Decline & Fall on Savage Street by Fiona Farrell
The story begins in 1901 and concludes in the winter of 2012. At its centre is a house with a fanciful little turret, built by a river in Christchurch. Over time the land will be subdivided and the single building becomes home to a succession of assorted people enduring the twists and turns of history.
Decline & Fall on Savage Street is an incredibly interesting and breathtaking book. However, it was very hard to get in to to start with. It took me multiple attempts for me to really get stuck in. I became frustrated that as soon as I felt I knew a character…boom, they were relegated to history and it was on to the next one. But then, I fell in love with the house. The subtle, constant character that binds it all together.
Farrell follows the course of history, deftly weaving in war, economic collapse, protest, feminism, new technologies, music, art and racial renaissance in to the story. The house becomes a living monument to the mundane events of domestic life that morph into profound human experiences.
This book is designed as a companion to her non-fiction book, The Villa at the Edge of an Empire, skillfully juxtaposing fact and fiction across two volumes. They combine to examine one hundred years of tumultuous history.
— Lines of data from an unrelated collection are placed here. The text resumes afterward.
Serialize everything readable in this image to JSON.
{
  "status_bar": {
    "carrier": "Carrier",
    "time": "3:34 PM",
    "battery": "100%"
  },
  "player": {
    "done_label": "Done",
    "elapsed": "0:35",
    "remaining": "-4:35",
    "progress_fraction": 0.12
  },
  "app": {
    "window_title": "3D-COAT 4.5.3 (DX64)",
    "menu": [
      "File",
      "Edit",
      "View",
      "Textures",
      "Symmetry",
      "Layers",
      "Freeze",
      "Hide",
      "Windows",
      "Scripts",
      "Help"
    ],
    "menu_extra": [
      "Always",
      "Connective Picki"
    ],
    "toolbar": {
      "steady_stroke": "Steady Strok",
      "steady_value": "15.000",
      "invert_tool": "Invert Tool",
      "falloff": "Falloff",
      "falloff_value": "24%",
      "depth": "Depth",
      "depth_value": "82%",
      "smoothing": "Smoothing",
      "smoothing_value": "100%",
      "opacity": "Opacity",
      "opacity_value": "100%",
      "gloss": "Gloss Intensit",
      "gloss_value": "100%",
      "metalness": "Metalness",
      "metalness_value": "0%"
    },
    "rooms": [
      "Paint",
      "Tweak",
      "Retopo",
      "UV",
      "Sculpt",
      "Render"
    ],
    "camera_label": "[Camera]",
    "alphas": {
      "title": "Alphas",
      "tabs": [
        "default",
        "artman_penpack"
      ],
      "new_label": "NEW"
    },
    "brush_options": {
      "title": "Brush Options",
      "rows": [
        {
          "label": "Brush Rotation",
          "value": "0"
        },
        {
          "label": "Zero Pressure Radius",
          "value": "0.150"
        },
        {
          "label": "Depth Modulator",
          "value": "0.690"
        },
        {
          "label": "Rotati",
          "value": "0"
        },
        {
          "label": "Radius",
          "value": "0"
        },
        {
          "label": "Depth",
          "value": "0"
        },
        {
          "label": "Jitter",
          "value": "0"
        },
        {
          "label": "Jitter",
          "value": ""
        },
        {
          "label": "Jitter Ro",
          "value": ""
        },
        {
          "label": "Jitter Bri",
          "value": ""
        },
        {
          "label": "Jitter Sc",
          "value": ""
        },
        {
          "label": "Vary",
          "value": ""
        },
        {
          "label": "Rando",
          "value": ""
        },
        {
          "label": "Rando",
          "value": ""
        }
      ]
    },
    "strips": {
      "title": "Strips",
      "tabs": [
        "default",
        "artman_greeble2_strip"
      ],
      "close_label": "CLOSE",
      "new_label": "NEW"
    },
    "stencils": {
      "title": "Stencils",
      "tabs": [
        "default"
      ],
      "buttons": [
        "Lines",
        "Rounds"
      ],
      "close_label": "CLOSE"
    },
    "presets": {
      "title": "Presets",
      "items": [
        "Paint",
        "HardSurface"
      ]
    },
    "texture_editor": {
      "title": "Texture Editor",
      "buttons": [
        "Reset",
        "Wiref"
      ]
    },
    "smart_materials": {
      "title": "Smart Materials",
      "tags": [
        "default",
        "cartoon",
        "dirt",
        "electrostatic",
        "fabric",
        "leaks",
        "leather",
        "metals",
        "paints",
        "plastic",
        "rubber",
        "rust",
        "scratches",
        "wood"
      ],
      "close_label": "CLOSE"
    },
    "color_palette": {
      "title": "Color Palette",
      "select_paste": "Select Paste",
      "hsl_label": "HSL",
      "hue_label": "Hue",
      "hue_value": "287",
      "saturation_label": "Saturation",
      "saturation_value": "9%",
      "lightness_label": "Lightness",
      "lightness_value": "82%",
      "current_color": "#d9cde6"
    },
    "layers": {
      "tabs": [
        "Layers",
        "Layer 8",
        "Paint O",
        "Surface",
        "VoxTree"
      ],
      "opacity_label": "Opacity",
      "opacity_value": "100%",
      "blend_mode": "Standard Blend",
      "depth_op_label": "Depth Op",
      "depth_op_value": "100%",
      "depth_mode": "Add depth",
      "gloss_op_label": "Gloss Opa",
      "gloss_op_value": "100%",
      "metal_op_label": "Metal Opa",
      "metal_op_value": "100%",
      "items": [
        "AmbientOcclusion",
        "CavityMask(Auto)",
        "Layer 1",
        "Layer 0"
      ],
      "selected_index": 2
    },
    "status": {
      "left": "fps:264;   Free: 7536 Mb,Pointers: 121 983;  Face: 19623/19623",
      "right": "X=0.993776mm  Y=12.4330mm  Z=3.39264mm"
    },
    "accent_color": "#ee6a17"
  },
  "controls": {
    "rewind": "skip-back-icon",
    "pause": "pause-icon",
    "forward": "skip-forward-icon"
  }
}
Once I clicked as to what and where Farrell was trying to take the Savage Street story, I was hooked. Sure enough, the terrifying events of the Christchurch earthquakes play a significant part. As someone who was rocked and jolted by those very quakes it was a tough read and I’d advise others to be aware that it could be triggering to them. However, Farrell has done a beautiful, authentic re-telling of those quakes that is not overly dramatic or exaggerated.
Farrell’s immense talent is evident through Decline & Fall on Savage Street. Each chapter is a short story within itself. Farrell treats each story like a brick, or little pieces of timber, putting them together to make a book, much like Christchurch is attempting to do with the rebuild – salvaging pieces of its history to start again. It’s a clever, inspiring form of writing.
To add to the magic, Farrell has the story running across three different scales of time. While we watch people come and go, there is an ongoing story of the river and of the earth running through the book. Both tell a subtle tale of how insignificant we, as humans, really are.
This novel truly is a masterpiece. Farrell is a master storyteller and Decline & Fall on Savage Street is a testament to her skill. It is alluring, endlessly rewarding and a true literary jewel.
REVIEWER: Rebekah Fraser
TITLE: Decline & Fall on Savage Street
PUBLISHER: Penguin Random House